“You know, that’s really offensive. You shouldn’t say stuff like that,” I might begin.
The other person gives me a disgusted, suspicious look. “So?” he or she asks, and then, of course, “Why do you care?”
“’Cause it’s just offensive. Unlike you, I’m not a homophobe.” Unsurprisingly, calling someone who just denigrated all things gay a homophobe does not usually convince that person that denigrating all things gay is wrong. “And, like, when I was in middle school, kids would use the word Jewish that way. I’m half-Jewish. No one else in my grade was even half, and I remember how much that sort of thing would hurt me.”

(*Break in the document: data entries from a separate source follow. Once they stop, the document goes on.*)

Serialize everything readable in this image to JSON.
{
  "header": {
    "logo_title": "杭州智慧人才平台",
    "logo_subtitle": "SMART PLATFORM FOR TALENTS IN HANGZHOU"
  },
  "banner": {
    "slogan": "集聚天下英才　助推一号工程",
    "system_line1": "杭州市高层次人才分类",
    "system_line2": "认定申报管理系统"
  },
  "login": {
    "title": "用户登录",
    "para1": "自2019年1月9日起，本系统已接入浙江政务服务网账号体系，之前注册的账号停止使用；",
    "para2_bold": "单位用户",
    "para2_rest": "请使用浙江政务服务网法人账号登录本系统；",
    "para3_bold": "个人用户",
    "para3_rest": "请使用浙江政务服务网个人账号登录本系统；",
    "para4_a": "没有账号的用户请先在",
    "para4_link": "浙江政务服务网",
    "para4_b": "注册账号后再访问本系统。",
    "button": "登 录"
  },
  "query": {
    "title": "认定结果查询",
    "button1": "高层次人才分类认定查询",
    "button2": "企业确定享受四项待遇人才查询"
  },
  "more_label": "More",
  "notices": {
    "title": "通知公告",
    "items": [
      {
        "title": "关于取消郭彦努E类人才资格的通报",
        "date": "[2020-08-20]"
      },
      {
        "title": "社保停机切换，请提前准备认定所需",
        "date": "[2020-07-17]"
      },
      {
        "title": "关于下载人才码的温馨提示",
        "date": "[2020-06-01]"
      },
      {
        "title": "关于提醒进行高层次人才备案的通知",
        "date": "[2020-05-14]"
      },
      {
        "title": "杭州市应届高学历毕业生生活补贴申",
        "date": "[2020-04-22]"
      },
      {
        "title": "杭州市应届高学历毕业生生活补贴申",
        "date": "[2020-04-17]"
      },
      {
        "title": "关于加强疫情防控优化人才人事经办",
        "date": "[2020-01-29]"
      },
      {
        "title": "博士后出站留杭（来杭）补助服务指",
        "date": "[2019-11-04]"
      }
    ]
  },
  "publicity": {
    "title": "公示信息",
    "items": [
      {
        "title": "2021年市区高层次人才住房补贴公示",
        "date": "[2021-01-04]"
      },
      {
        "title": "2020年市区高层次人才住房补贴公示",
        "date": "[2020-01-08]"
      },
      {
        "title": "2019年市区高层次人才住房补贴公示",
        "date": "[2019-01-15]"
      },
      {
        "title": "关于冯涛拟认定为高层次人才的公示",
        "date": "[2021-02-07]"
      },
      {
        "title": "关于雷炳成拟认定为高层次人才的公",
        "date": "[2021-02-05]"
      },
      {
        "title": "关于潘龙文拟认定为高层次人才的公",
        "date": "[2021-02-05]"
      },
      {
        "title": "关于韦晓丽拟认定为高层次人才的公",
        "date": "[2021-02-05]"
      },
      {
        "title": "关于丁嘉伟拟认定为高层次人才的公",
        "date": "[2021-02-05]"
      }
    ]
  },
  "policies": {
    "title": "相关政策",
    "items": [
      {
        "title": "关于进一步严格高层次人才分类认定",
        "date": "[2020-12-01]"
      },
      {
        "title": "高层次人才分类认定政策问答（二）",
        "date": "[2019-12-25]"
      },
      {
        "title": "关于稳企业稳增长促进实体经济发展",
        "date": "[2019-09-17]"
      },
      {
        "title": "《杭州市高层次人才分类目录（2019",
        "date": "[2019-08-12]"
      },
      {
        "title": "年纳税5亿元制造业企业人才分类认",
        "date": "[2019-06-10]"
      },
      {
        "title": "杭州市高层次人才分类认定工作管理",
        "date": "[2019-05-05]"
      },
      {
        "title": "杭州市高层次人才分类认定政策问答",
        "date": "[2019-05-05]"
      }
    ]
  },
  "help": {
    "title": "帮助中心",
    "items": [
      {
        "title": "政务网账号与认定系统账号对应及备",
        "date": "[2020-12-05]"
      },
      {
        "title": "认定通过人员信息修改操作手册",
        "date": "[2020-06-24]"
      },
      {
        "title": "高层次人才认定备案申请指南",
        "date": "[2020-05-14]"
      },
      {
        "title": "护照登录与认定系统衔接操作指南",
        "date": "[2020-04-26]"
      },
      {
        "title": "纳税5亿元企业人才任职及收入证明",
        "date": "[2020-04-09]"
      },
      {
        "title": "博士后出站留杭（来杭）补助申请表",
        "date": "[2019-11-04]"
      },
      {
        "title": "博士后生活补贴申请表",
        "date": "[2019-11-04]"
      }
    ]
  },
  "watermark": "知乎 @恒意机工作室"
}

Usually, telling people about my anti-Semitic ex-classmates makes them feel bad, so they shut up. Sometimes, I know, they’re just reacting to the personal nature of my disclosure, but sometimes I’m pretty sure they’re actually making the connection between my old classmates’ words and their own. They wouldn’t say that something was “so Jewish;” maybe – hopefully – they’ll see that saying something is “so gay” is no different.
Usually, though, telling people about my anti-Semitic ex-classmates makes me feel conflicted. On the one hand, I may have successfully shown someone the error of their ways, or at least planted the seeds for them to think about it again in the future. On the other hand there are a lot of problems. First of all, if I’m honest with myself, I know that part of the reason I bring up my own experiences to avoid accusations of homosexuality, which reveals both a fear of hostility and perhaps a form of homophobia on my part. This reminds me that once again, my thoughts and my feelings don’t always work in tandem; I need to put more effort into eradicating the unwanted homophobia and social insecurity lurking in my own brain. From this perspective, anything I say after “That phrase is offensive” really is just cowardly.
The second problem is that the fact that I frame my background as a reason why I care. This is a manifestation of the idea that you can’t just care about homophobia (or other forms of prejudice) because you’re a decent human being who is concerned for others – the only people who care about homophobia have some sort of personal connection to the issue. If you have no connection, it would follow, you have no reason to care.
I suppose it’s possible to view this objection as too idealistic – after all, when you see somebody addressing an issue, it’s fairly natural to assume that the person has a connection to the issue. Also, in all honesty, I probably wouldn’t be as sensitive to slurs if I’d never been the target of any. And my connection does help clinch my message, at least in some cases. Nevertheless, I do worry about sending the message that if you don’t know anyone hurt by an issue, then you can just ignore it.
The third problem, though, is arguably the biggest. It shouldn’t have to take a comparison of homophobic language to anti-Semitic language for people to see that the use of homophobic language is wrong. That my approach is effective indicates that even in an environment where anti-Semitism and other forms of racism are considered deplorable, homophobia can be alive and well; people who balk at the idea of using “That’s so Jewish” do not so much bat an eyelash at using “That’s so gay.” In a better world, it would not be OK to speak in a manner degrading any group or individual at all. Homophobia would be no more acceptable than anti-Semitism, and each would be far, far less acceptable than either one is now.